5. Signaling and listing etc.
In short, wherever sequential logic control & automation is desired
the PLCs are the best suited to meet the task. It includes simple
interlocking functions to complicated analog signal processing to
PID control action in closed loop control etc.
Few examples of industries where PLCs are used for control &
automation purpose are listed below: 1. Tyre industry.
2. Blender reclaimer.
3. Bulk material handling system at ports.
4. Ship unloader.

5. Wagon loaders.
6. Steel plants.
7. Blast furnace charging.
8. Brick-moulding press in refectories.
9. Galvanizing plant.
10. Dairy automation.
11. Pulp factory.
12. Printing industry etc.
Today the PLCs are used for control and automation job in a single
machine and it increases up to full automation of manufacturing or
testing process in a factory.

PLC DISADVANTAGE
In contrast to microcontroller systems that have what is called an
open architecture, most PLCs manufacturers offer only closed
architecturesfor their products.
PLC devices are proprietary, which means that parts and software
from one manufacturer can t easily be used in combination with
parts ofanother manufacturer, which limits the design and cost
options.

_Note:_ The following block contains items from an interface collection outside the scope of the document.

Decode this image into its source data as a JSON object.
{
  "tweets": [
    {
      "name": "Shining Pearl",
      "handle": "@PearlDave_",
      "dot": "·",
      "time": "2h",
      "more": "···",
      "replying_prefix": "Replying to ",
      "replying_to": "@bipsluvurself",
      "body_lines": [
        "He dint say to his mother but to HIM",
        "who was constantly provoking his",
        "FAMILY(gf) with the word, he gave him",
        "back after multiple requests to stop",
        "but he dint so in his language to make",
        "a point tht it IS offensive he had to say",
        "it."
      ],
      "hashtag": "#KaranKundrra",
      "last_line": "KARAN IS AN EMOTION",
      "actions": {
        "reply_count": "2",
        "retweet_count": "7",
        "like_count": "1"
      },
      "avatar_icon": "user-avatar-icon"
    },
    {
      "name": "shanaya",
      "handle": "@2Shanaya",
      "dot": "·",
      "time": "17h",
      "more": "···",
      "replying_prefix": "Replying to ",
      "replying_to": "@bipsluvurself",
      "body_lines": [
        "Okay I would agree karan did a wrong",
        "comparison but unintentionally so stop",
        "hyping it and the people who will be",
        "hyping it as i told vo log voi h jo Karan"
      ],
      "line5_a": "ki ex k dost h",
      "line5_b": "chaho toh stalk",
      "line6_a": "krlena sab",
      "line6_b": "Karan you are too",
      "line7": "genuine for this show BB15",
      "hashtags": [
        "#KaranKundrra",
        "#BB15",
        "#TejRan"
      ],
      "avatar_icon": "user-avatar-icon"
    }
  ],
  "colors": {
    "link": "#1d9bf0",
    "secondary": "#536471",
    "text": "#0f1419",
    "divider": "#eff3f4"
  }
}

CONCLUSION
PLC is a device that is capable of being programmed to perform a
controlling function. The PLC was designed to provide flexibility in
control based programming and executing logic instruction. PLC
allowed for shorter installation time and faster commissioning through
programming rather than wiring.
The PLC have in recent years experienced an unprecedented growth as
universal element in industrial automation .It can be effectively used in
applications ranging from simple control like replacing a small number
of relays to complex automation problems.
Today the PLCs are used for control & automation job in a single
machine & it increases up to full automation of manufacturing / testing
process in a factory.